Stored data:
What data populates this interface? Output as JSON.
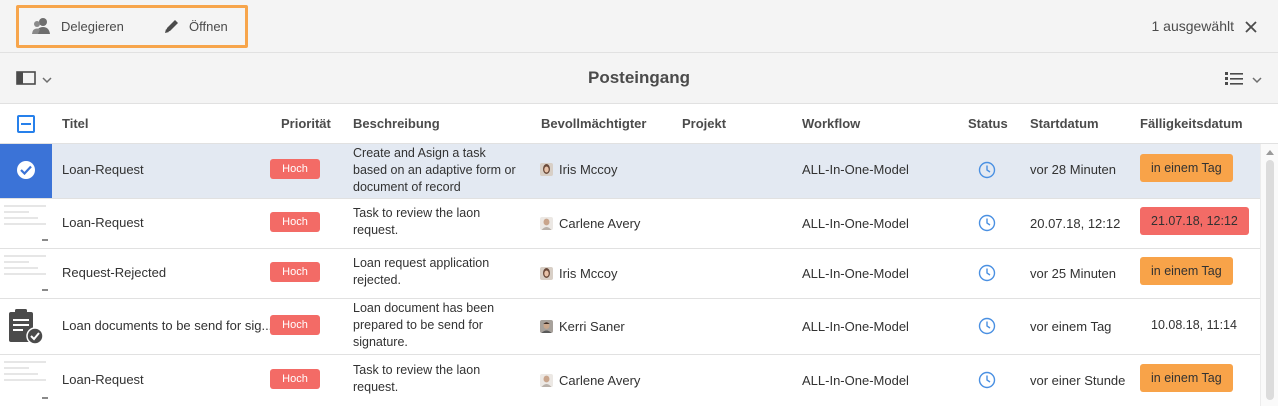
{
  "actionbar": {
    "delegate_label": "Delegieren",
    "open_label": "Öffnen",
    "selected_count": "1 ausgewählt",
    "highlight_color": "#f7a54b"
  },
  "header": {
    "title": "Posteingang"
  },
  "columns": {
    "title": "Titel",
    "priority": "Priorität",
    "description": "Beschreibung",
    "assignee": "Bevollmächtigter",
    "project": "Projekt",
    "workflow": "Workflow",
    "status": "Status",
    "start": "Startdatum",
    "due": "Fälligkeitsdatum"
  },
  "rows": [
    {
      "title": "Loan-Request",
      "priority": "Hoch",
      "description": "Create and Asign a task based on an adaptive form or document of record",
      "assignee": "Iris Mccoy",
      "project": "",
      "workflow": "ALL-In-One-Model",
      "start": "vor 28 Minuten",
      "due": "in einem Tag",
      "due_style": "orange",
      "selected": true
    },
    {
      "title": "Loan-Request",
      "priority": "Hoch",
      "description": "Task to review the laon request.",
      "assignee": "Carlene Avery",
      "project": "",
      "workflow": "ALL-In-One-Model",
      "start": "20.07.18, 12:12",
      "due": "21.07.18, 12:12",
      "due_style": "red",
      "selected": false
    },
    {
      "title": "Request-Rejected",
      "priority": "Hoch",
      "description": "Loan request application rejected.",
      "assignee": "Iris Mccoy",
      "project": "",
      "workflow": "ALL-In-One-Model",
      "start": "vor 25 Minuten",
      "due": "in einem Tag",
      "due_style": "orange",
      "selected": false
    },
    {
      "title": "Loan documents to be send for sig...",
      "priority": "Hoch",
      "description": "Loan document has been prepared to be send for signature.",
      "assignee": "Kerri Saner",
      "project": "",
      "workflow": "ALL-In-One-Model",
      "start": "vor einem Tag",
      "due": "10.08.18, 11:14",
      "due_style": "plain",
      "selected": false
    },
    {
      "title": "Loan-Request",
      "priority": "Hoch",
      "description": "Task to review the laon request.",
      "assignee": "Carlene Avery",
      "project": "",
      "workflow": "ALL-In-One-Model",
      "start": "vor einer Stunde",
      "due": "in einem Tag",
      "due_style": "orange",
      "selected": false
    }
  ],
  "colors": {
    "accent_blue": "#2680eb",
    "selection_blue": "#3b73d7",
    "priority_red": "#f36b66",
    "due_orange": "#f8a349",
    "status_icon_blue": "#4a90e2"
  }
}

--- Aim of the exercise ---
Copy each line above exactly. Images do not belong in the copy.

--- Written solution ---
What data populates this interface? Output as JSON.
{
  "actionbar": {
    "delegate_label": "Delegieren",
    "open_label": "Öffnen",
    "selected_count": "1 ausgewählt",
    "highlight_color": "#f7a54b"
  },
  "header": {
    "title": "Posteingang"
  },
  "columns": {
    "title": "Titel",
    "priority": "Priorität",
    "description": "Beschreibung",
    "assignee": "Bevollmächtigter",
    "project": "Projekt",
    "workflow": "Workflow",
    "status": "Status",
    "start": "Startdatum",
    "due": "Fälligkeitsdatum"
  },
  "rows": [
    {
      "title": "Loan-Request",
      "priority": "Hoch",
      "description": "Create and Asign a task based on an adaptive form or document of record",
      "assignee": "Iris Mccoy",
      "project": "",
      "workflow": "ALL-In-One-Model",
      "start": "vor 28 Minuten",
      "due": "in einem Tag",
      "due_style": "orange",
      "selected": true
    },
    {
      "title": "Loan-Request",
      "priority": "Hoch",
      "description": "Task to review the laon request.",
      "assignee": "Carlene Avery",
      "project": "",
      "workflow": "ALL-In-One-Model",
      "start": "20.07.18, 12:12",
      "due": "21.07.18, 12:12",
      "due_style": "red",
      "selected": false
    },
    {
      "title": "Request-Rejected",
      "priority": "Hoch",
      "description": "Loan request application rejected.",
      "assignee": "Iris Mccoy",
      "project": "",
      "workflow": "ALL-In-One-Model",
      "start": "vor 25 Minuten",
      "due": "in einem Tag",
      "due_style": "orange",
      "selected": false
    },
    {
      "title": "Loan documents to be send for sig...",
      "priority": "Hoch",
      "description": "Loan document has been prepared to be send for signature.",
      "assignee": "Kerri Saner",
      "project": "",
      "workflow": "ALL-In-One-Model",
      "start": "vor einem Tag",
      "due": "10.08.18, 11:14",
      "due_style": "plain",
      "selected": false
    },
    {
      "title": "Loan-Request",
      "priority": "Hoch",
      "description": "Task to review the laon request.",
      "assignee": "Carlene Avery",
      "project": "",
      "workflow": "ALL-In-One-Model",
      "start": "vor einer Stunde",
      "due": "in einem Tag",
      "due_style": "orange",
      "selected": false
    }
  ],
  "colors": {
    "accent_blue": "#2680eb",
    "selection_blue": "#3b73d7",
    "priority_red": "#f36b66",
    "due_orange": "#f8a349",
    "status_icon_blue": "#4a90e2"
  }
}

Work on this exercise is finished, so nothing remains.